<<<<
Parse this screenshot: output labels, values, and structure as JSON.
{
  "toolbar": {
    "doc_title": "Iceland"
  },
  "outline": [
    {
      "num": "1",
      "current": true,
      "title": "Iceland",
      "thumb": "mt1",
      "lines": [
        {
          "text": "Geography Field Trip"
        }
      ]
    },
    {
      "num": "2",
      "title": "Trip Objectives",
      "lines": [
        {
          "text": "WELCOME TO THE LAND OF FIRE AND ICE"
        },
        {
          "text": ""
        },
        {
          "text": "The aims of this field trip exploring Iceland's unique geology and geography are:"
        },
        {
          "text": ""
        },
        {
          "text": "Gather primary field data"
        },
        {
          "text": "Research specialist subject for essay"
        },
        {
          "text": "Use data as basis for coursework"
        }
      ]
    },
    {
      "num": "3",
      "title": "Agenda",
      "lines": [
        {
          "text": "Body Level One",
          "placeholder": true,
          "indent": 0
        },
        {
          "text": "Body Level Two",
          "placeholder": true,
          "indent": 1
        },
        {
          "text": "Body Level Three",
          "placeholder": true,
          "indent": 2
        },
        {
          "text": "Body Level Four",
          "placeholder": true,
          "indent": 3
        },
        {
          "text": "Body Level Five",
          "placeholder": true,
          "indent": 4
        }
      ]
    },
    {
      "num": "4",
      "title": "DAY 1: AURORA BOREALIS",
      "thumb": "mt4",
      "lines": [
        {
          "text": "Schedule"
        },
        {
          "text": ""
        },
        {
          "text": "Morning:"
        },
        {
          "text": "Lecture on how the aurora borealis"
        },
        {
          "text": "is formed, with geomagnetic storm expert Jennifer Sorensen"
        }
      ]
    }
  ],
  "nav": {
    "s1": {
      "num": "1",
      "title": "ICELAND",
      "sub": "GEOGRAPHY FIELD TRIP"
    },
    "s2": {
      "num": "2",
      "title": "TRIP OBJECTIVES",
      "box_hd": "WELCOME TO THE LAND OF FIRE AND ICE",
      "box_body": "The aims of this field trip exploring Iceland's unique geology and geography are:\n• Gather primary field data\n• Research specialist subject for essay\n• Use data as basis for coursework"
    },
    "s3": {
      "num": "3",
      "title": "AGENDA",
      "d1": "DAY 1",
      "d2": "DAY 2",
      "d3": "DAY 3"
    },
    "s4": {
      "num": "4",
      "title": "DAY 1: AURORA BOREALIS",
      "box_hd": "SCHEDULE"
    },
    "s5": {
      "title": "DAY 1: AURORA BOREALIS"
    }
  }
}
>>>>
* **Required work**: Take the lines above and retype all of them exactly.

* **Answer section**:
Parse this screenshot: output labels, values, and structure as JSON.
{
  "toolbar": {
    "doc_title": "Iceland"
  },
  "outline": [
    {
      "num": "1",
      "current": true,
      "title": "Iceland",
      "thumb": "mt1",
      "lines": [
        {
          "text": "Geography Field Trip"
        }
      ]
    },
    {
      "num": "2",
      "title": "Trip Objectives",
      "lines": [
        {
          "text": "WELCOME TO THE LAND OF FIRE AND ICE"
        },
        {
          "text": ""
        },
        {
          "text": "The aims of this field trip exploring Iceland's unique geology and geography are:"
        },
        {
          "text": ""
        },
        {
          "text": "Gather primary field data"
        },
        {
          "text": "Research specialist subject for essay"
        },
        {
          "text": "Use data as basis for coursework"
        }
      ]
    },
    {
      "num": "3",
      "title": "Agenda",
      "lines": [
        {
          "text": "Body Level One",
          "placeholder": true,
          "indent": 0
        },
        {
          "text": "Body Level Two",
          "placeholder": true,
          "indent": 1
        },
        {
          "text": "Body Level Three",
          "placeholder": true,
          "indent": 2
        },
        {
          "text": "Body Level Four",
          "placeholder": true,
          "indent": 3
        },
        {
          "text": "Body Level Five",
          "placeholder": true,
          "indent": 4
        }
      ]
    },
    {
      "num": "4",
      "title": "DAY 1: AURORA BOREALIS",
      "thumb": "mt4",
      "lines": [
        {
          "text": "Schedule"
        },
        {
          "text": ""
        },
        {
          "text": "Morning:"
        },
        {
          "text": "Lecture on how the aurora borealis"
        },
        {
          "text": "is formed, with geomagnetic storm expert Jennifer Sorensen"
        }
      ]
    }
  ],
  "nav": {
    "s1": {
      "num": "1",
      "title": "ICELAND",
      "sub": "GEOGRAPHY FIELD TRIP"
    },
    "s2": {
      "num": "2",
      "title": "TRIP OBJECTIVES",
      "box_hd": "WELCOME TO THE LAND OF FIRE AND ICE",
      "box_body": "The aims of this field trip exploring Iceland's unique geology and geography are:\n• Gather primary field data\n• Research specialist subject for essay\n• Use data as basis for coursework"
    },
    "s3": {
      "num": "3",
      "title": "AGENDA",
      "d1": "DAY 1",
      "d2": "DAY 2",
      "d3": "DAY 3"
    },
    "s4": {
      "num": "4",
      "title": "DAY 1: AURORA BOREALIS",
      "box_hd": "SCHEDULE"
    },
    "s5": {
      "title": "DAY 1: AURORA BOREALIS"
    }
  }
}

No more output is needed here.